GOODMAN GALLERY, JOHANNESBURG, 25 AUGUST – 22 SEPTEMBER 2012
Moshekwa Langa, Blue Lagoon, 2012, string, enamel and mixed media on paper, 140 x 100cm
The exhibition uses the artist’s self-avowed sense of ‘visual anthropology’ in mixed media, to document various aspects of his life in South Africa. Key to this is a remembrance of his late grandmother, who gives her name to the show.
Langa’s characteristic abstracted primitivism is fully evident in the spread of works, which extend back over the past ten years. What is also apparent – from the powerful brutalism of the figures in Night Life 1 and 2 (2002), to the idyllically childlike landscape of After Muafangejo (2011) – is that the artist has refined his technique while retaining the ritualised essence of the work.
The bold and simple lines and strongly humorous strain in the artist’s portraits are well represented here, as are sophisticated examples of the artist’s use of collage. Works such as Millie (2011–12) and Xolani (2008) demonstrate quite different palettes and approaches to mixed media in the collage form, and both are fine examples of an evocative ‘anthropological’ visual quality.
Moshekwa Langa, Night Life II, 2002, ink on paper, 150 x 110cm
Another theme running through disparate works on the show, and again in keeping with a ritualistic, almost shamanic approach, is that of naming. Several works from the 2000s show lists of painted names, intricately listed on the paper, and carefully designed. The long lists of personal names and, in a work such as Xavier (2003), an extended set of word associations, bring together incantation and tabulation of the artist’s personal life, in compellingly thought-through and yet deceptively simple, colourful tableaux.
Finally, more recent works such as Lesiba (2010) and Blue Lagoon (2012) are more formally abstract, working with a deep palette, and incorporating multi-coloured threading. The dendritic quality of these works sums up quite profoundly the rhizomatic life of a nomadic artist. The show as a whole expresses the cycle of a return to the country of his birth to find things changed – not quite able to find the deep roots he once had, and yet finding roots after all, and doing so with idiosyncratic humour and a profound grasp of his techniques.

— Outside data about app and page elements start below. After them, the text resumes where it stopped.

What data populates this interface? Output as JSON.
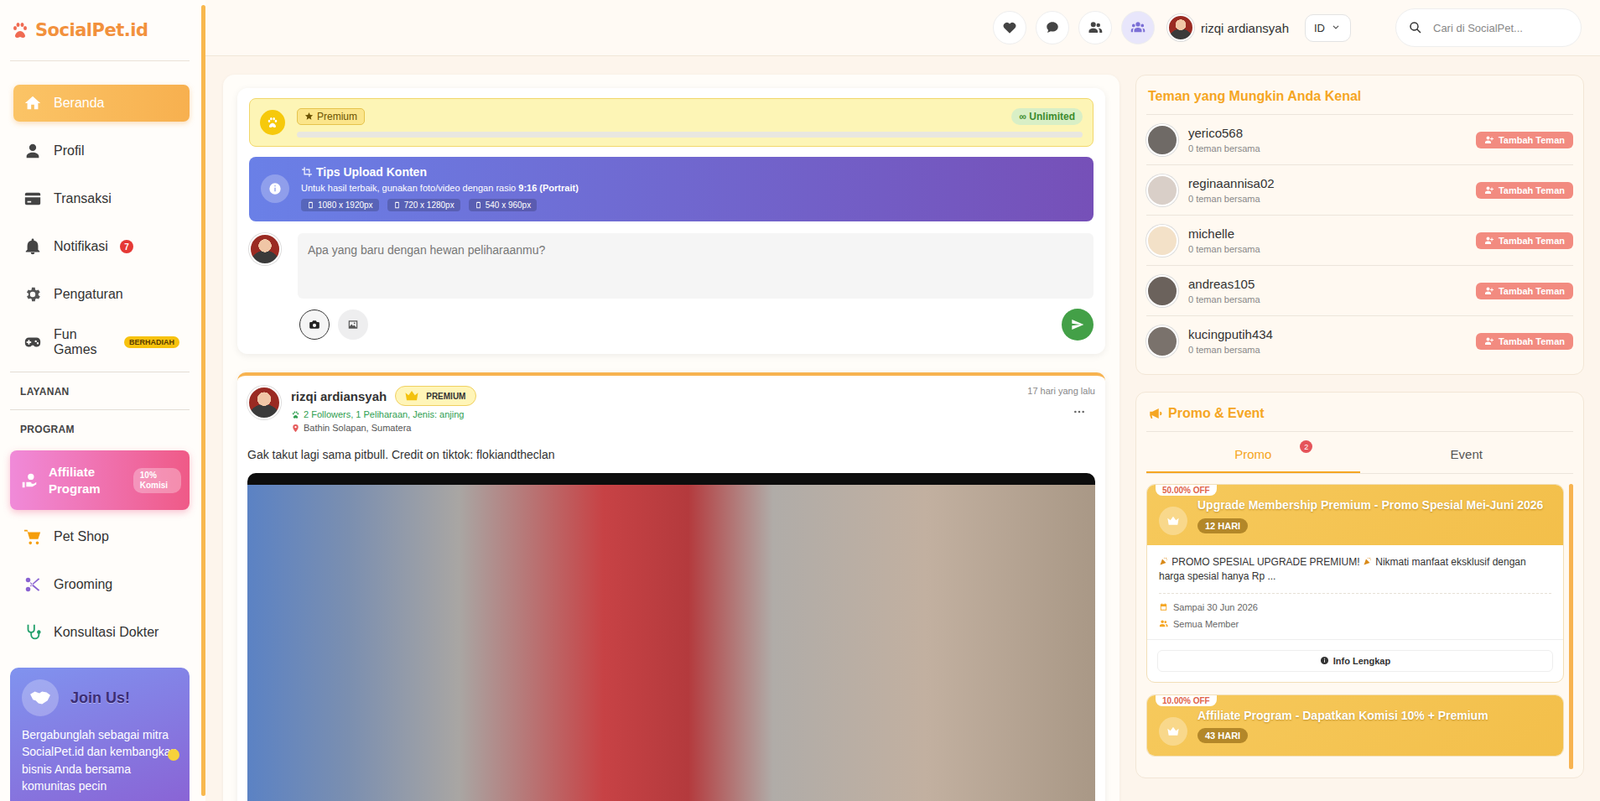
{
  "brand": {
    "name": "SocialPet.id"
  },
  "sidebar": {
    "items": [
      {
        "kind": "nav",
        "label": "Beranda",
        "selected": true,
        "badge": null
      },
      {
        "kind": "nav",
        "label": "Profil",
        "selected": false,
        "badge": null
      },
      {
        "kind": "nav",
        "label": "Transaksi",
        "selected": false,
        "badge": null
      },
      {
        "kind": "nav",
        "label": "Notifikasi",
        "selected": false,
        "badge": {
          "text": "7",
          "kind": "count"
        }
      },
      {
        "kind": "nav",
        "label": "Pengaturan",
        "selected": false,
        "badge": null
      },
      {
        "kind": "nav",
        "label": "Fun Games",
        "selected": false,
        "badge": {
          "text": "BERHADIAH",
          "kind": "tag"
        }
      },
      {
        "kind": "section",
        "label": "LAYANAN",
        "selected": false,
        "badge": null
      },
      {
        "kind": "section",
        "label": "PROGRAM",
        "selected": false,
        "badge": null
      },
      {
        "kind": "affiliate",
        "label": "Affiliate Program",
        "selected": false,
        "badge": {
          "text": "10% Komisi",
          "kind": "pill"
        }
      },
      {
        "kind": "nav",
        "label": "Pet Shop",
        "selected": false,
        "badge": null
      },
      {
        "kind": "nav",
        "label": "Grooming",
        "selected": false,
        "badge": null
      },
      {
        "kind": "nav",
        "label": "Konsultasi Dokter",
        "selected": false,
        "badge": null
      }
    ],
    "join": {
      "title": "Join Us!",
      "text": "Bergabunglah sebagai mitra SocialPet.id dan kembangkan bisnis Anda bersama komunitas pecin"
    }
  },
  "topbar": {
    "actions": [
      {
        "selected": false
      },
      {
        "selected": false
      },
      {
        "selected": false
      },
      {
        "selected": true
      }
    ],
    "user": "rizqi ardiansyah",
    "language": "ID",
    "search_placeholder": "Cari di SocialPet..."
  },
  "composer": {
    "premium": {
      "label": "Premium",
      "quota": "∞ Unlimited",
      "level": 0
    },
    "tips": {
      "title": "Tips Upload Konten",
      "text": "Untuk hasil terbaik, gunakan foto/video dengan rasio ",
      "emphasis": "9:16 (Portrait)",
      "sizes": [
        "1080 x 1920px",
        "720 x 1280px",
        "540 x 960px"
      ]
    },
    "placeholder": "Apa yang baru dengan hewan peliharaanmu?"
  },
  "post": {
    "author": "rizqi ardiansyah",
    "badge": "PREMIUM",
    "stats": "2 Followers, 1 Peliharaan, Jenis: anjing",
    "location": "Bathin Solapan, Sumatera",
    "time": "17 hari yang lalu",
    "caption": "Gak takut lagi sama pitbull. Credit on tiktok: flokiandtheclan"
  },
  "friends": {
    "title": "Teman yang Mungkin Anda Kenal",
    "items": [
      {
        "name": "yerico568",
        "mutual": "0 teman bersama",
        "action": "Tambah Teman"
      },
      {
        "name": "reginaannisa02",
        "mutual": "0 teman bersama",
        "action": "Tambah Teman"
      },
      {
        "name": "michelle",
        "mutual": "0 teman bersama",
        "action": "Tambah Teman"
      },
      {
        "name": "andreas105",
        "mutual": "0 teman bersama",
        "action": "Tambah Teman"
      },
      {
        "name": "kucingputih434",
        "mutual": "0 teman bersama",
        "action": "Tambah Teman"
      }
    ]
  },
  "promo": {
    "title": "Promo & Event",
    "tabs": [
      {
        "label": "Promo",
        "selected": true,
        "badge": "2"
      },
      {
        "label": "Event",
        "selected": false,
        "badge": null
      }
    ],
    "items": [
      {
        "discount": "50.00% OFF",
        "title": "Upgrade Membership Premium - Promo Spesial Mei-Juni 2026",
        "days": "12 HARI",
        "headline": "PROMO SPESIAL UPGRADE PREMIUM!",
        "body": "Nikmati manfaat eksklusif dengan harga spesial hanya Rp ...",
        "until": "Sampai 30 Jun 2026",
        "audience": "Semua Member",
        "action": "Info Lengkap"
      },
      {
        "discount": "10.00% OFF",
        "title": "Affiliate Program - Dapatkan Komisi 10% + Premium",
        "days": "43 HARI",
        "headline": null,
        "body": null,
        "until": null,
        "audience": null,
        "action": null
      }
    ]
  }
}
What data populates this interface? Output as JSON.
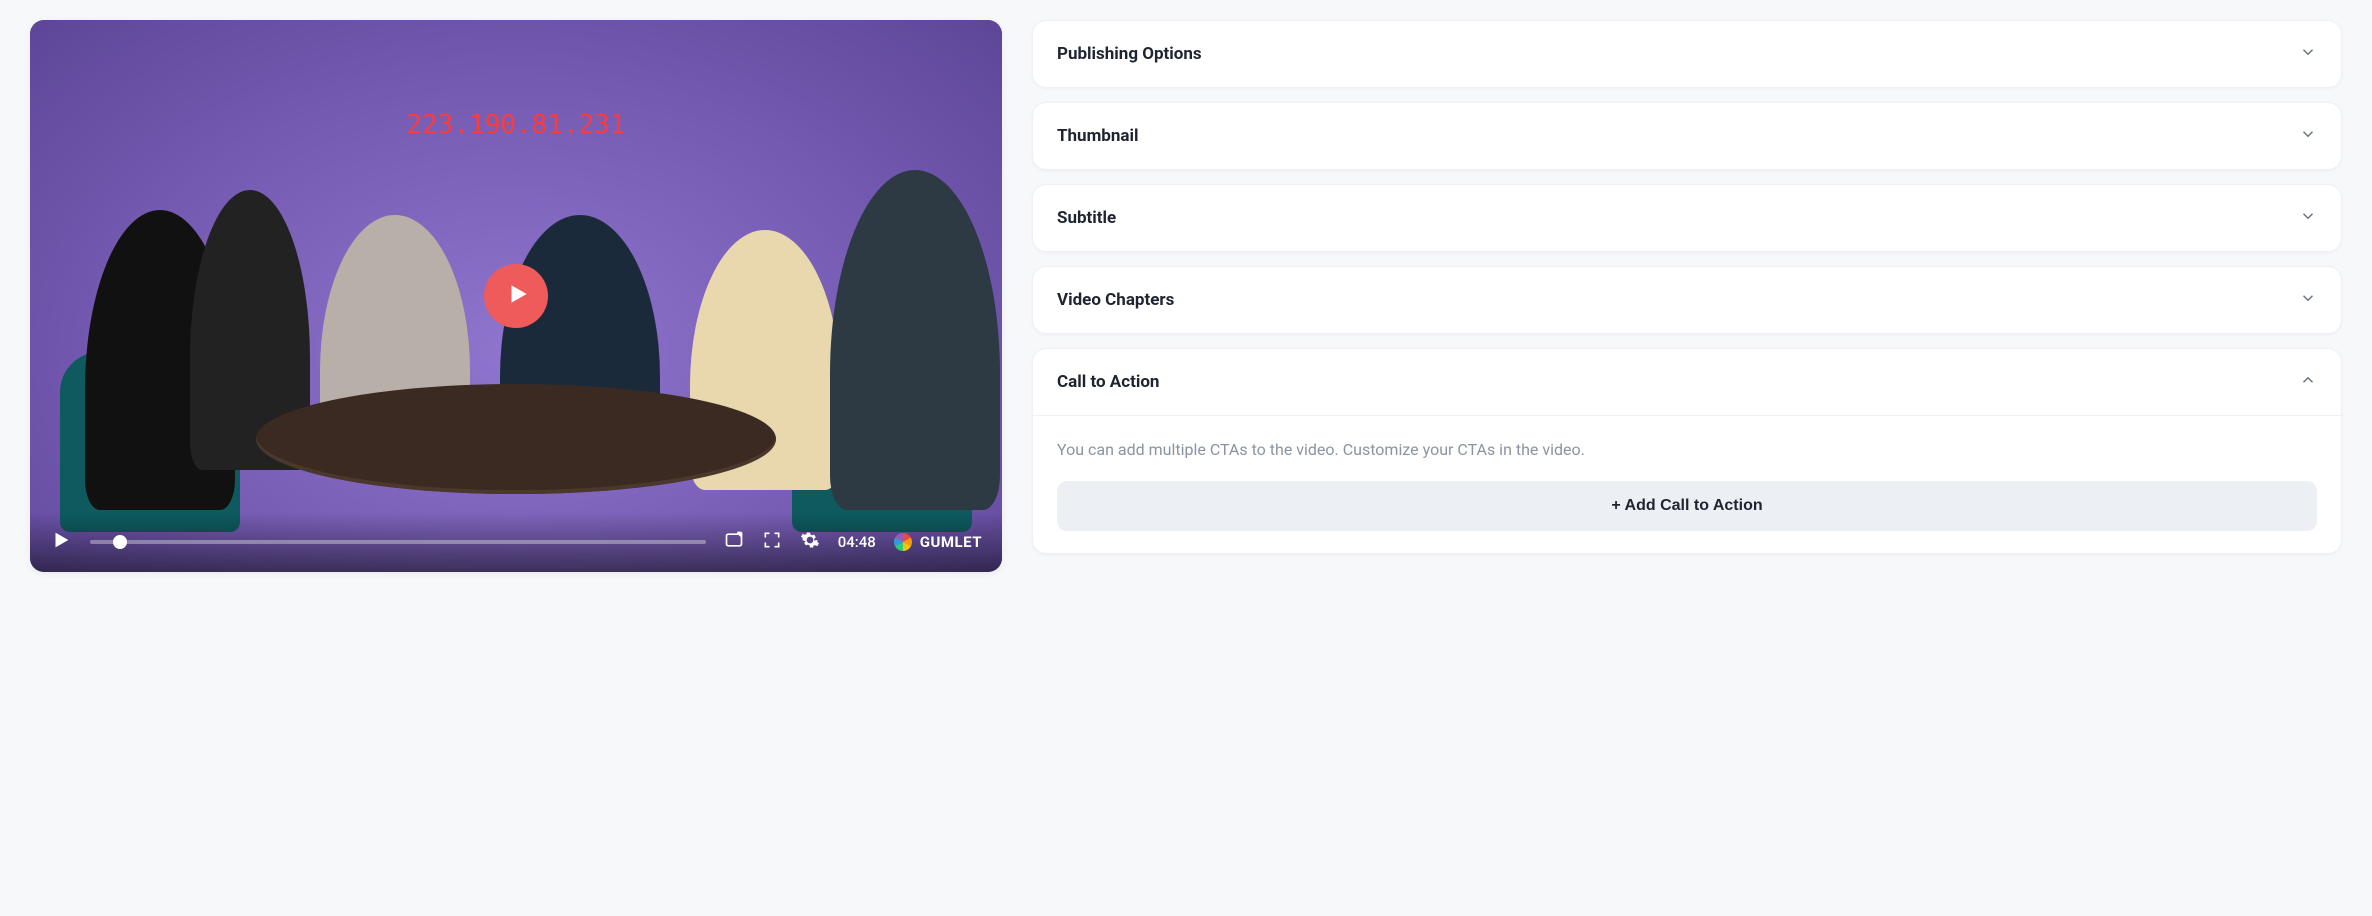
{
  "video": {
    "watermark": "223.190.81.231",
    "duration_display": "04:48",
    "brand_name": "GUMLET"
  },
  "panels": {
    "publishing": {
      "title": "Publishing Options"
    },
    "thumbnail": {
      "title": "Thumbnail"
    },
    "subtitle": {
      "title": "Subtitle"
    },
    "chapters": {
      "title": "Video Chapters"
    },
    "cta": {
      "title": "Call to Action",
      "help": "You can add multiple CTAs to the video. Customize your CTAs in the video.",
      "add_label": "+ Add Call to Action"
    }
  }
}
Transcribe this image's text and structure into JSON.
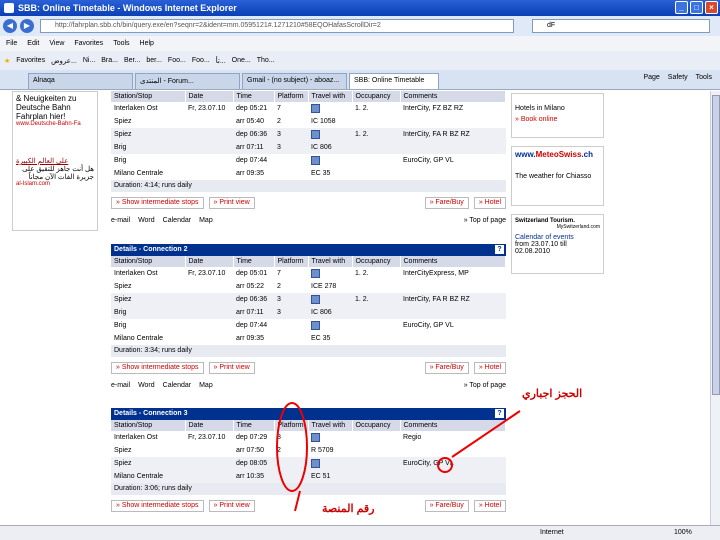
{
  "window": {
    "title": "SBB: Online Timetable - Windows Internet Explorer"
  },
  "address": {
    "url": "http://fahrplan.sbb.ch/bin/query.exe/en?seqnr=2&ident=mm.0595121#.1271210#58EQOHafasScrollDir=2",
    "search": "dF"
  },
  "menu": [
    "File",
    "Edit",
    "View",
    "Favorites",
    "Tools",
    "Help"
  ],
  "favorites": {
    "label": "Favorites",
    "items": [
      "عروض...",
      "Ni...",
      "Bra...",
      "Ber...",
      "ber...",
      "Foo...",
      "Foo...",
      "تأ...",
      "One...",
      "Tho..."
    ]
  },
  "tabs": [
    "Alnaqa",
    "المنتدى - Forum...",
    "Gmail - (no subject) - aboaz...",
    "SBB: Online Timetable"
  ],
  "toolbar": {
    "page": "Page",
    "safety": "Safety",
    "tools": "Tools"
  },
  "left_ad": {
    "text": "& Neuigkeiten zu Deutsche Bahn Fahrplan hier!",
    "link": "www.Deutsche-Bahn-Fa",
    "ar_title": "على العالم الكبيرة",
    "ar_text": "هل أنت جاهز للتقيق على جزيرة الفات الآن مجاناً",
    "ar_link": "al-Islam.com"
  },
  "right": {
    "hotels": "Hotels in Milano",
    "book": "» Book online",
    "meteo1": "www.",
    "meteo2": "MeteoSwiss",
    "meteo3": ".ch",
    "weather": "The weather for Chiasso",
    "st": "Switzerland Tourism.",
    "st_url": "MySwitzerland.com",
    "calendar": "Calendar of events",
    "from": "from 23.07.10 till 02.08.2010"
  },
  "headers": [
    "Station/Stop",
    "Date",
    "Time",
    "Platform",
    "Travel with",
    "Occupancy",
    "Comments"
  ],
  "connections": [
    {
      "title": "",
      "rows": [
        [
          "Interlaken Ost",
          "Fr, 23.07.10",
          "dep 05:21",
          "7",
          "",
          "1. 2.",
          "InterCity, FZ BZ RZ"
        ],
        [
          "Spiez",
          "",
          "arr 05:40",
          "2",
          "IC 1058",
          "",
          ""
        ],
        [
          "Spiez",
          "",
          "dep 06:36",
          "3",
          "",
          "1. 2.",
          "InterCity, FA R BZ RZ"
        ],
        [
          "Brig",
          "",
          "arr 07:11",
          "3",
          "IC 806",
          "",
          ""
        ],
        [
          "Brig",
          "",
          "dep 07:44",
          "",
          "",
          "",
          "EuroCity, GP VL"
        ],
        [
          "Milano Centrale",
          "",
          "arr 09:35",
          "",
          "EC 35",
          "",
          ""
        ]
      ],
      "duration": "Duration: 4:14; runs daily"
    },
    {
      "title": "Details - Connection 2",
      "rows": [
        [
          "Interlaken Ost",
          "Fr, 23.07.10",
          "dep 05:01",
          "7",
          "",
          "1. 2.",
          "InterCityExpress, MP"
        ],
        [
          "Spiez",
          "",
          "arr 05:22",
          "2",
          "ICE 278",
          "",
          ""
        ],
        [
          "Spiez",
          "",
          "dep 06:36",
          "3",
          "",
          "1. 2.",
          "InterCity, FA R BZ RZ"
        ],
        [
          "Brig",
          "",
          "arr 07:11",
          "3",
          "IC 806",
          "",
          ""
        ],
        [
          "Brig",
          "",
          "dep 07:44",
          "",
          "",
          "",
          "EuroCity, GP VL"
        ],
        [
          "Milano Centrale",
          "",
          "arr 09:35",
          "",
          "EC 35",
          "",
          ""
        ]
      ],
      "duration": "Duration: 3:34; runs daily"
    },
    {
      "title": "Details - Connection 3",
      "rows": [
        [
          "Interlaken Ost",
          "Fr, 23.07.10",
          "dep 07:29",
          "8",
          "",
          "",
          "Regio"
        ],
        [
          "Spiez",
          "",
          "arr 07:50",
          "2",
          "R 5709",
          "",
          ""
        ],
        [
          "Spiez",
          "",
          "dep 08:05",
          "",
          "",
          "",
          "EuroCity, GP VL"
        ],
        [
          "Milano Centrale",
          "",
          "arr 10:35",
          "",
          "EC 51",
          "",
          ""
        ]
      ],
      "duration": "Duration: 3:06; runs daily"
    }
  ],
  "buttons": {
    "stops": "Show intermediate stops",
    "print": "Print view",
    "fare": "Fare/Buy",
    "hotel": "Hotel"
  },
  "links": {
    "email": "e-mail",
    "word": "Word",
    "calendar": "Calendar",
    "map": "Map",
    "top": "» Top of page"
  },
  "annotations": {
    "reservation": "الحجز اجباري",
    "platform": "رقم المنصة"
  },
  "status": {
    "zone": "Internet",
    "zoom": "100%"
  }
}
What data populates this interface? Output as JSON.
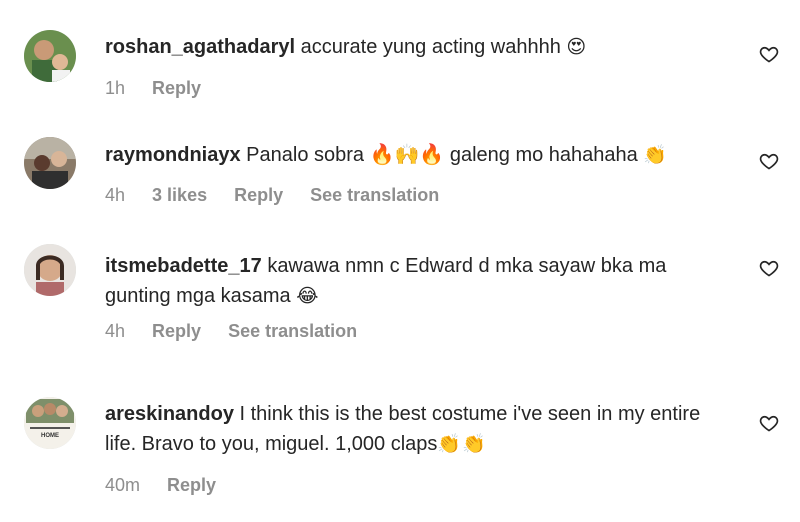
{
  "comments": [
    {
      "username": "roshan_agathadaryl",
      "text": "accurate yung acting wahhhh",
      "emoji_after": "😍",
      "time": "1h",
      "likes": "",
      "reply": "Reply",
      "translation": ""
    },
    {
      "username": "raymondniayx",
      "text": "Panalo sobra 🔥🙌🔥 galeng mo hahahaha",
      "emoji_after": "👏",
      "time": "4h",
      "likes": "3 likes",
      "reply": "Reply",
      "translation": "See translation"
    },
    {
      "username": "itsmebadette_17",
      "text": "kawawa nmn c Edward d mka sayaw bka ma gunting mga kasama",
      "emoji_after": "😂",
      "time": "4h",
      "likes": "",
      "reply": "Reply",
      "translation": "See translation"
    },
    {
      "username": "areskinandoy",
      "text": "I think this is the best costume i've seen in my entire life. Bravo to you, miguel. 1,000 claps",
      "emoji_after": "👏👏",
      "time": "40m",
      "likes": "",
      "reply": "Reply",
      "translation": "",
      "avatar_caption": "HOME"
    }
  ]
}
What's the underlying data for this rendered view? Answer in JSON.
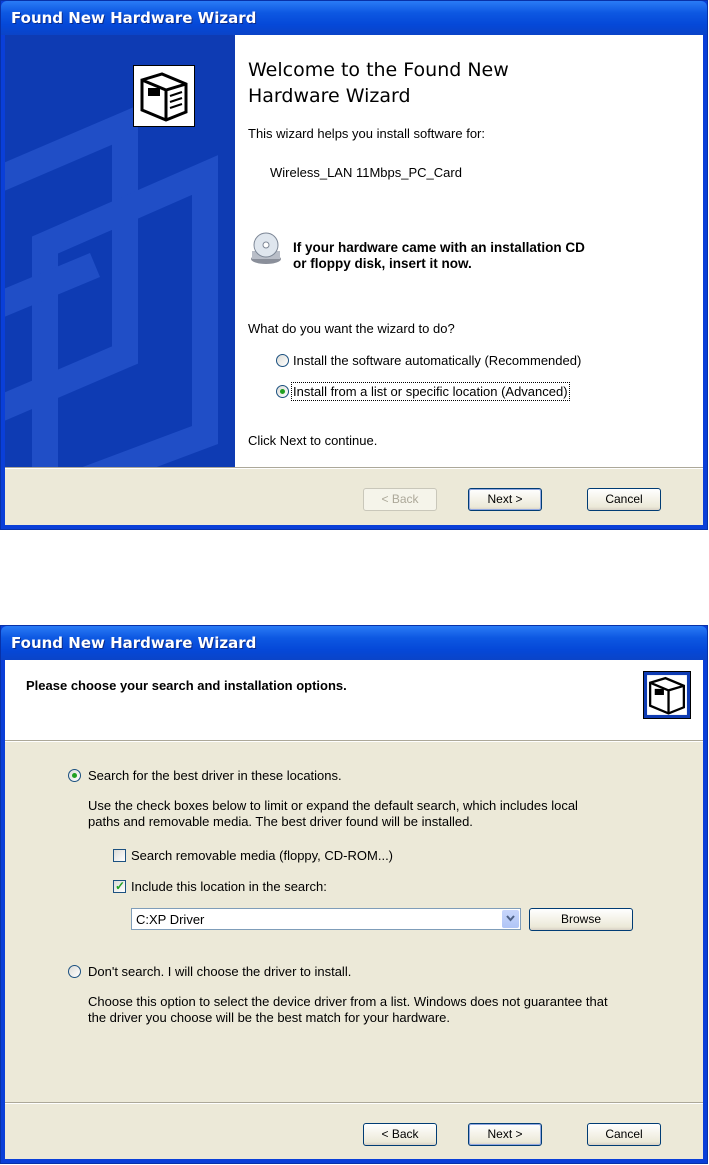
{
  "wizard1": {
    "title": "Found New Hardware Wizard",
    "heading": "Welcome to the Found New Hardware Wizard",
    "intro": "This wizard helps you install software for:",
    "device": "Wireless_LAN 11Mbps_PC_Card",
    "cd_prompt_line1": "If your hardware came with an installation CD",
    "cd_prompt_line2": "or floppy disk, insert it now.",
    "question": "What do you want the wizard to do?",
    "options": [
      {
        "label": "Install the software automatically (Recommended)",
        "selected": false
      },
      {
        "label": "Install from a list or specific location (Advanced)",
        "selected": true
      }
    ],
    "footer_hint": "Click Next to continue.",
    "buttons": {
      "back": "< Back",
      "next": "Next >",
      "cancel": "Cancel"
    },
    "icons": {
      "hardware": "hardware-card-icon",
      "cd": "cd-drive-icon"
    }
  },
  "wizard2": {
    "title": "Found New Hardware Wizard",
    "header": "Please choose your search and installation options.",
    "search_option": {
      "label": "Search for the best driver in these locations.",
      "selected": true
    },
    "search_desc_line1": "Use the check boxes below to limit or expand the default search, which includes local",
    "search_desc_line2": "paths and removable media. The best driver found will be installed.",
    "check_removable": {
      "label": "Search removable media (floppy, CD-ROM...)",
      "checked": false
    },
    "check_location": {
      "label": "Include this location in the search:",
      "checked": true
    },
    "location_value": "C:XP Driver",
    "browse": "Browse",
    "dont_search_option": {
      "label": "Don't search. I will choose the driver to install.",
      "selected": false
    },
    "dont_desc_line1": "Choose this option to select the device driver from a list.  Windows does not guarantee that",
    "dont_desc_line2": "the driver you choose will be the best match for your hardware.",
    "buttons": {
      "back": "< Back",
      "next": "Next >",
      "cancel": "Cancel"
    }
  },
  "colors": {
    "titlebar": "#0548d8",
    "side_panel": "#0e3bb3",
    "face": "#ece9d8",
    "radio_dot": "#21a121"
  }
}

James Sey is a Research Associate in the Research Centre, Visual Identities in Art and Design, Faculty of Fine Art, Design and Architecture, University of Johannesburg.
ORIGINALLY PUBLISHED IN ART SOUTH AFRICA V11.2